But I wasn’t one of the good ones. Not really. Because I never actually spoke up and showed how I was different. Yeah, if someone would speak ill of the Black Lives Matters movements, I would lightly try to explain why BLM is important while still trying to not offend. I would take similarly tentative approaches to many similar movements, but only if someone else broached the subject and forced me to speak my mind and as long as I could find a way without offending or appearing to take a side. I never actively and publicly supported gay marriage, but I would like feeling like an ally when I’d go hang out with my friends at the gay bar. I was following all the rules, but I wasn’t really being any different.
It wasn’t until about a year and a half ago when I realized how much this bothered me about myself. I spent my days feeling helpless as I watched the world being torn apart by protest after protest due to the elections, George Floyd, the pandemic, and countless other things.
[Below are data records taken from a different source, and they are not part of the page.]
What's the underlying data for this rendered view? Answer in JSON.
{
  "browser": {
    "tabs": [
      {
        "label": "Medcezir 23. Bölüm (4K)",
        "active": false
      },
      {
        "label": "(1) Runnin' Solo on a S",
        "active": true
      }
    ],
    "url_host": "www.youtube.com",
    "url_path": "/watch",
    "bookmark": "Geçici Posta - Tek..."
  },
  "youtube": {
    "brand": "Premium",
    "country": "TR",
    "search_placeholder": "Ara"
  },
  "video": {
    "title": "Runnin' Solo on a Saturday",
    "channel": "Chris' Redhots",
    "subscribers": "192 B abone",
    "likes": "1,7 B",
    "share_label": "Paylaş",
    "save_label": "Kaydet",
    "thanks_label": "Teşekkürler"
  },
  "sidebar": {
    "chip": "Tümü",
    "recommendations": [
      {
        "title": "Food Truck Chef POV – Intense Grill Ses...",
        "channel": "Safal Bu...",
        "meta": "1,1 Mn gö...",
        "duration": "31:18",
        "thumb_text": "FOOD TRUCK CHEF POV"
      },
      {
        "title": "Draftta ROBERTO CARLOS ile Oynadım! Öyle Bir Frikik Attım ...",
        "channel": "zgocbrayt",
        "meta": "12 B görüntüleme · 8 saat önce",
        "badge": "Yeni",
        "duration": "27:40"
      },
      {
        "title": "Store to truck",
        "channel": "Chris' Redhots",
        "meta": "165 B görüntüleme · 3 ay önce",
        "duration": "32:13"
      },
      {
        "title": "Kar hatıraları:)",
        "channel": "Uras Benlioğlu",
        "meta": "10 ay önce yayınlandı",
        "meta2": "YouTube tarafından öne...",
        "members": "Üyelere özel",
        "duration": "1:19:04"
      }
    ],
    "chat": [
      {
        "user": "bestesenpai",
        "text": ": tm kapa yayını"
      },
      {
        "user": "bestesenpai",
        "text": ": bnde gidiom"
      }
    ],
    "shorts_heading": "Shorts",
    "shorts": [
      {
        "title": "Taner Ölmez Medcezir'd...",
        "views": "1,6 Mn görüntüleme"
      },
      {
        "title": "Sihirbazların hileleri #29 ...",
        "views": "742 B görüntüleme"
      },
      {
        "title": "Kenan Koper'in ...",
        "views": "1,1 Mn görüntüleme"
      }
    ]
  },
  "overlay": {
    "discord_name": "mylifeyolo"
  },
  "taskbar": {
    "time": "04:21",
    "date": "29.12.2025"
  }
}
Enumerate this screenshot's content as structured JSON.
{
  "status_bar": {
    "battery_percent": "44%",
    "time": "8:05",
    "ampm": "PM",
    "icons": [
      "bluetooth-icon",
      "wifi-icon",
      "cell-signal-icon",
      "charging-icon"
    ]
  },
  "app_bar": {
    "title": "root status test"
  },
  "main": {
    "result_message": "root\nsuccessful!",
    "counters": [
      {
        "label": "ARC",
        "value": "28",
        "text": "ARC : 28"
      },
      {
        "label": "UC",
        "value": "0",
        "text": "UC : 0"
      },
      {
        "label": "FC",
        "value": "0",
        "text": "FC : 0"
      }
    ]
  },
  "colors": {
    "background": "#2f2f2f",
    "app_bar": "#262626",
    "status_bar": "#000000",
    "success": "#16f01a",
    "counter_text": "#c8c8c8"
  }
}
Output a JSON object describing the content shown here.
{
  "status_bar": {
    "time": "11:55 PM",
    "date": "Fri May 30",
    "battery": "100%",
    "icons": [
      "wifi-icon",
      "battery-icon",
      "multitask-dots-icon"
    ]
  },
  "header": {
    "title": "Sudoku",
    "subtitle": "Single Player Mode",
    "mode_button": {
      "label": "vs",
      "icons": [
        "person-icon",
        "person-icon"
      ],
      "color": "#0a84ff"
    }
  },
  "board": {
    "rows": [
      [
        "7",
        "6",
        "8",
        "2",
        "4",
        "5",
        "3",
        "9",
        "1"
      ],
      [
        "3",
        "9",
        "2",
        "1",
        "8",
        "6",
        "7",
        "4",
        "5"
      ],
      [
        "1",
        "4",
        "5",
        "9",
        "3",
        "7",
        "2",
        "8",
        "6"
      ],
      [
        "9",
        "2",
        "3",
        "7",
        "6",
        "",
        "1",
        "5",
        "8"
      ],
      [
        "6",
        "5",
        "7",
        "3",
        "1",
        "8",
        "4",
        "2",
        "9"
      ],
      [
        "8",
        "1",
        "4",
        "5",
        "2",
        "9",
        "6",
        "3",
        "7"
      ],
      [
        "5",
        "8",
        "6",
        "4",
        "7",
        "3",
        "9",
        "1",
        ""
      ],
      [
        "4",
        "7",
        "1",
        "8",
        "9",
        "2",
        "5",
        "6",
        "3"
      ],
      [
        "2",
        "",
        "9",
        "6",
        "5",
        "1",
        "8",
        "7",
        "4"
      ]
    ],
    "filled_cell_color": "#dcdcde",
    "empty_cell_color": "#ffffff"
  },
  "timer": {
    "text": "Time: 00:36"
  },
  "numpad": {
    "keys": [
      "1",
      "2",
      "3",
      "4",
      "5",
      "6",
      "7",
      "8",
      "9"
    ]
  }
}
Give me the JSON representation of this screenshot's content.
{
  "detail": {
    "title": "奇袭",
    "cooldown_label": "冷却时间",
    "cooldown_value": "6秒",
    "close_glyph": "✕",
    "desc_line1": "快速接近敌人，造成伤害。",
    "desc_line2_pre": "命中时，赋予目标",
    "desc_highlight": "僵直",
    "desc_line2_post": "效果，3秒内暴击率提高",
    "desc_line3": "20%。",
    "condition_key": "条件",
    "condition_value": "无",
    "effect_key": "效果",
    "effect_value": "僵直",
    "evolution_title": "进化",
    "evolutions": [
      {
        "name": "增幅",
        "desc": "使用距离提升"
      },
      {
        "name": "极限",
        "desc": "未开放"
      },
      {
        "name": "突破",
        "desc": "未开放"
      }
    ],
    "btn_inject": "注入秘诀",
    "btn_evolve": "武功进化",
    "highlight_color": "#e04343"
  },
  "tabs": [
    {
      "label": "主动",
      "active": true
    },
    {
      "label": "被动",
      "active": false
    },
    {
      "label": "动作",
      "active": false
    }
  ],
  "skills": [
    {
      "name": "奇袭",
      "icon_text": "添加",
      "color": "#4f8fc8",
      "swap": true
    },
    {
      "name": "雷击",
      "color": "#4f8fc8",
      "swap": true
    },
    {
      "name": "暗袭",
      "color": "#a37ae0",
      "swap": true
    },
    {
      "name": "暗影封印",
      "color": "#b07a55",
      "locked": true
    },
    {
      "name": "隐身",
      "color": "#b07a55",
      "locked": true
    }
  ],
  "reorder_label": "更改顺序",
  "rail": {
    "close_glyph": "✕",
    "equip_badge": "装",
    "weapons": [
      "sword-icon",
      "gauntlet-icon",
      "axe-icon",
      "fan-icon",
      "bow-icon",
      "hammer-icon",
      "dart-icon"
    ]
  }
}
And all I could see was countless people actively working to put bad into this world. And it wasn’t until I was at my very lowest that I realized that in order to counteract people putting bad into this world, the only option is to put good into it.
It was a simple thought, but it grew rather quickly. I saw how much bad there was and how unjust our world really is, but it wasn’t until that moment when I realized I didn’t need to wait for karma to act. I could be an Agent of Karma. I could work to balance out that cosmic scale.
I could put good into the world.
And so, I did something that I had been hesitating doing for years. I went down to the Red Cross and made my first donation. And although I may have only made a positive impact on one person that day (the Red Cross claims up to three people impacted per donation), I came out of the donation center feeling a whole lot better about the world than I had going in.
I’ve become a little obsessed with the idea of putting good into the world. You might even call it my religion now. So many religions focus on what you can do to improve your own status in life (or afterlife). They see you as a recipient of karma. I’ve come to the conclusion that they could work a whole lot better if we were to all act as Agents of Karma.
Put good into the world. Don’t expect to get it back, just do good. Make the life of one single person on this planet somehow better. And then, if you can…do it again. Maybe as Agents of Karma, the world won’t have to look quite as stark as it does right now.
That’s my belief anyways.